To best support transgender and nonbinary students, educators need to both affirm those students in their self-understanding and be ready to counter falsehoods about trans people and care whenever they encounter them. “We have to be proactive,” says Fahlstrom.
That proactivity starts with the willingness to learn more about trans people and the tremendous obstacles they face in society. (See further reading below.) It also includes acknowledging and affirming trans students and normalizing their existence through a consistent practice of pronoun introductions. It means making sure trans people are represented in the curriculum. “Safe space” stickers and signs can help signal a classroom or teacher who is supportive. At the school level, teachers, counselors, nurses, administrators, office staff and all adults can make a difference by being visible allies, by addressing bullying, and by advocating for inclusive policies.
Key Terms to Understand
Biological sex (noun): A medical classification that refers to anatomical, physiological, genetic or physical attributes that determine if a person is assigned male, female or intersex identity at birth. Biological sex is often confused or interchanged with the term “gender,” which encompasses personal identity and social factors, and is not necessarily determined by biological sex.
Gender identity (noun): One’s innermost feeling of maleness, femaleness, a blend of both or neither. One’s gender identity can be the same or different from their sex assigned at birth.
Sexual orientation (noun): An inherent or immutable emotional, romantic or sexual attraction to other people; oftentimes used to signify the gender identity (or identities) to which a person is most attracted.
Transgender (adj.): An umbrella term for people whose gender identity differs from the sex they were assigned at birth. Not all trans people undergo transition. Being transgender does not imply any specific sexual orientation. Therefore, transgender people may identify as straight, gay, lesbian, bisexual or something else.
Nonbinary (adj.): An umbrella term that refers to individuals who identify as neither man or woman, or as a combination of man or woman. Instead, nonbinary people exhibit a boundless range of identities that can exist beyond a spectrum between male and female.
Further Reading from Learning for Justice:
“Caroline is a Boy” by Dana Williams
“Sex? Sexual Orientation? Gender Identity? Gender Expression?” by Joel Baum and Kim Westheimer
“The Gender Spectrum” by Carrie Kilman
“Nothing About Us Without Us Is For Us” by Maya Lindberg
“Being There for Nonbinary Youth” by Jey Ehrenhalt

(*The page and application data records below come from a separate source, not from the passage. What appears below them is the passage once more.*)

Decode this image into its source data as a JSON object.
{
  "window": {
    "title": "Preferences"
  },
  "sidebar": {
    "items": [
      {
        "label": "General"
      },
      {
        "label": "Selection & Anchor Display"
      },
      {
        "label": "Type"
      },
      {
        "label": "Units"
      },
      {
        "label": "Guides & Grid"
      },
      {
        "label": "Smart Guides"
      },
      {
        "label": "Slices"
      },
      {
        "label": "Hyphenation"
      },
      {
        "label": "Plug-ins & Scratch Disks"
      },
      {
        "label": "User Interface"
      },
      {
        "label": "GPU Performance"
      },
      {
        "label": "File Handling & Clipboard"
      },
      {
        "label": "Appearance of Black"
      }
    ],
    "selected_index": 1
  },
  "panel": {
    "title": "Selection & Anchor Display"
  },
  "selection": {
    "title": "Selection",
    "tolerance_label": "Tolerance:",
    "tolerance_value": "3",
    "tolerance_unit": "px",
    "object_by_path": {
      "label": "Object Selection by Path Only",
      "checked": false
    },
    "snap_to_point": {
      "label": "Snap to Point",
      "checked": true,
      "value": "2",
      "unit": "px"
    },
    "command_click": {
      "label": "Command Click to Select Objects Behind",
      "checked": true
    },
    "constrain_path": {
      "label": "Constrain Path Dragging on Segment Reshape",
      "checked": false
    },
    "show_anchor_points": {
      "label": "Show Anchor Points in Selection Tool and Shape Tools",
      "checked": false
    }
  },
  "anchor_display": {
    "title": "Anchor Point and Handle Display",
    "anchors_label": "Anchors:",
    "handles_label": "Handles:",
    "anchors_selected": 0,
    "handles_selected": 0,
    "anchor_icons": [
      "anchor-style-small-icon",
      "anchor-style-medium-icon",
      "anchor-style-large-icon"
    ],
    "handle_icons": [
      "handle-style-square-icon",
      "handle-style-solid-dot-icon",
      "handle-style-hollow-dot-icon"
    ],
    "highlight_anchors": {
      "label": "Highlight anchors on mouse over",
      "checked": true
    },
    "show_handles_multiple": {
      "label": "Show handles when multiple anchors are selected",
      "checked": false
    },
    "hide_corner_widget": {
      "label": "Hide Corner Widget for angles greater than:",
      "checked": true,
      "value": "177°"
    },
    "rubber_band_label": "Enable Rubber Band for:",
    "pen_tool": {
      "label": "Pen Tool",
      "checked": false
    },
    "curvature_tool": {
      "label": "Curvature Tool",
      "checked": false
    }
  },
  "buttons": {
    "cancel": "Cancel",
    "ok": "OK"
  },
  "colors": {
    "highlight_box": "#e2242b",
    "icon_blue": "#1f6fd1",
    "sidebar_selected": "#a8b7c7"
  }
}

“Policy Makers and Lawmakers Want to Erase Trans Identities; Don’t Erase Them in Your School” by Cory Collins and Jey Ehrenhalt
“They Didn’t Back Down” by Cory Collins
“Talking With Students About Transgender Athletes” by Skye Tooley
“Your Trans Students Need You” by Julia Delacroix